## Problem description
From the listing below, reproduce word for word the part that opens with the line containing "Extract the structured" and closes with the line containing "Output a JSON"; reproduce nothing else.

*** Opening of Input for this task ***

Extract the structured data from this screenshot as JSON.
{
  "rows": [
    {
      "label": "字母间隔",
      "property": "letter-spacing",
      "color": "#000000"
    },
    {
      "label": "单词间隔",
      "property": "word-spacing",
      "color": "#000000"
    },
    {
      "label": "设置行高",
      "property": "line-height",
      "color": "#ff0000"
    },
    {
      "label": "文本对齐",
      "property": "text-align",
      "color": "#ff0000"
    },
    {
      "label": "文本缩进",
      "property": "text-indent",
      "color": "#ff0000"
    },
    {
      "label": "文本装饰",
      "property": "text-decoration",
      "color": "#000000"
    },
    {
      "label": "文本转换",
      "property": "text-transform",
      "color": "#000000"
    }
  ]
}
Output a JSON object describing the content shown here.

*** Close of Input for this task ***
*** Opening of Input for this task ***

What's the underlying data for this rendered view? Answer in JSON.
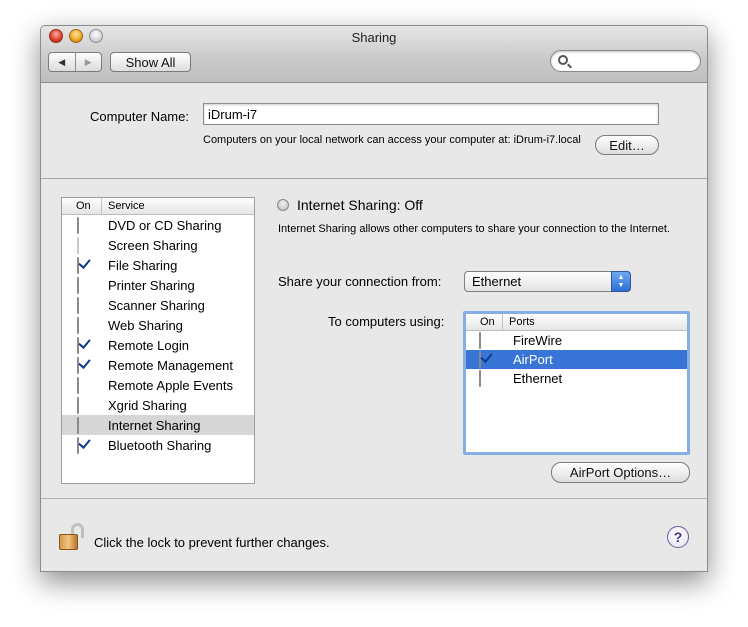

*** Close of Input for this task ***

## Exercise result
Extract the structured data from this screenshot as JSON.
{
  "rows": [
    {
      "label": "字母间隔",
      "property": "letter-spacing",
      "color": "#000000"
    },
    {
      "label": "单词间隔",
      "property": "word-spacing",
      "color": "#000000"
    },
    {
      "label": "设置行高",
      "property": "line-height",
      "color": "#ff0000"
    },
    {
      "label": "文本对齐",
      "property": "text-align",
      "color": "#ff0000"
    },
    {
      "label": "文本缩进",
      "property": "text-indent",
      "color": "#ff0000"
    },
    {
      "label": "文本装饰",
      "property": "text-decoration",
      "color": "#000000"
    },
    {
      "label": "文本转换",
      "property": "text-transform",
      "color": "#000000"
    }
  ]
}
Output a JSON object describing the content shown here.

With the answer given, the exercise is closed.